Take the 2-minute tour ×
Stack Overflow is a question and answer site for professional and enthusiast programmers. It's 100% free, no registration required.

I am using Subversion 1.6.11 (on Unix) and am trying to use svn export to get the head of the SVN repository in order to later rsync with my webserver.
My problem is that all the exported directories have the current time (= when the svn export was performed) instead of the last modified timestamp of the SVN revision.
All the files on the other hand have the correct timestamp.

  1. How can I get the last modified timestamp of my directories as well?

  2. I read that Subversion 1.7 tweaked the way they handle versioning on directories, but would upgrading really help me in with this problem?

share|improve this question
Are you using the use-commit-times setting in ~/.subversion/config? –  alroc Oct 15 '12 at 18:13
yes, I am. Although here it should not matter since svn export should always be using the last commit times.. –  Pitt Oct 16 '12 at 12:48

1 Answer 1

up vote 2 down vote accepted
  1. Using mtime for dirs is correct behavior from OS side (mtime is time of last modification, yes? Last modification is time, when last file is written inside dir, yes? SVN just do nothing on top of OS I/O)
  2. 1.7 changed only Working Copy storage (WC-NG: one .svn in the WC-root instead of each subdir), thus - you'll got nothing useful for you with changes

svn ls -v REPO_PATH or svn ls -v -R REPO_PATH in bad case will show you last commit time for dir, you have only touch exported tree

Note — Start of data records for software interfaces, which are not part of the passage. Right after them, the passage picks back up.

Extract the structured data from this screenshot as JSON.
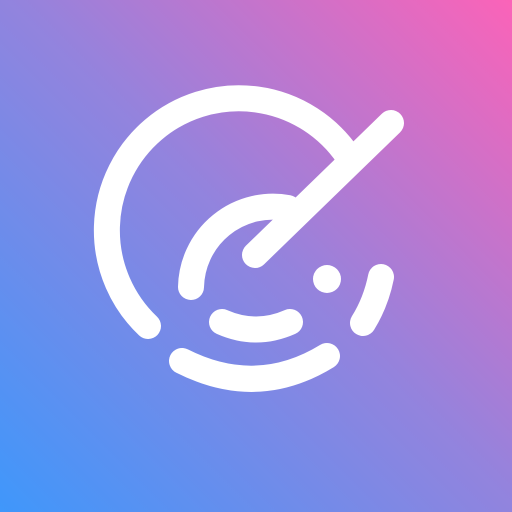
{
  "icon": {
    "name": "radar-sweep-icon",
    "gradient": {
      "start": "#3f97fb",
      "middle": "#9483dd",
      "end": "#fb63b8"
    },
    "glyph_color": "#ffffff"
  }
}
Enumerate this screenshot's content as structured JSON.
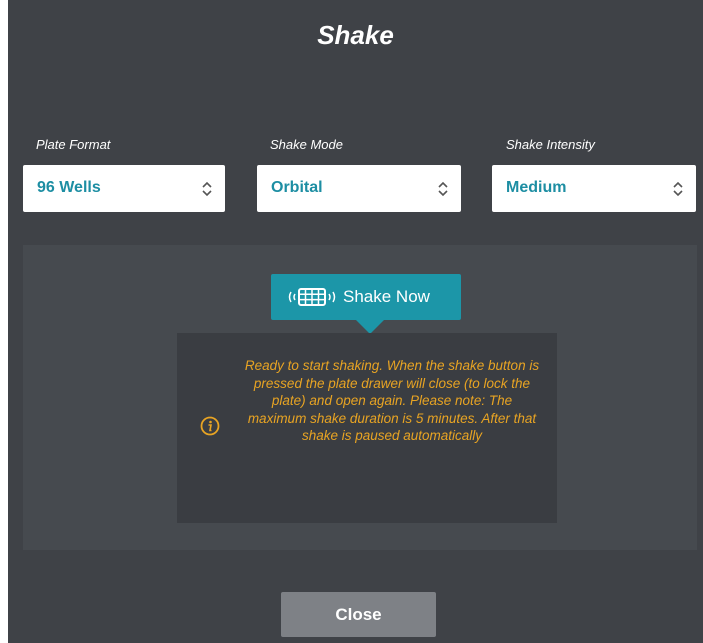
{
  "dialog": {
    "title": "Shake"
  },
  "fields": {
    "plate_format": {
      "label": "Plate Format",
      "value": "96 Wells"
    },
    "shake_mode": {
      "label": "Shake Mode",
      "value": "Orbital"
    },
    "shake_intensity": {
      "label": "Shake Intensity",
      "value": "Medium"
    }
  },
  "shake_button": {
    "label": "Shake Now",
    "icon": "shaking-plate-icon"
  },
  "info": {
    "icon": "info-icon",
    "message": "Ready to start shaking. When the shake button is pressed the plate drawer will close (to lock the plate) and open again. Please note: The maximum shake duration is 5 minutes. After that shake is paused automatically"
  },
  "close_button": {
    "label": "Close"
  },
  "colors": {
    "background": "#3f4247",
    "accent": "#1c96a8",
    "select_text": "#1d8ea3",
    "warning_text": "#e8a423",
    "close_button": "#7e8186"
  }
}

share|improve this answer
thanks for your quick answer :) But how can I use touch to update the directories' mtime timestamps? Can I just grep the time portion out of svn ls -v DIR's output and use it as a parameter for touch? Or is there an easier way? –  Pitt Oct 16 '12 at 13:13
@Pitt - somehow :-). I just see: we have needed data, we must only transform it in some way and pipe –  Lazy Badger Oct 16 '12 at 16:16
I'll look into it. Cheers for you help! –  Pitt Oct 17 '12 at 8:15

Your Answer


By posting your answer, you agree to the privacy policy and terms of service.

Not the answer you're looking for? Browse other questions tagged or ask your own question.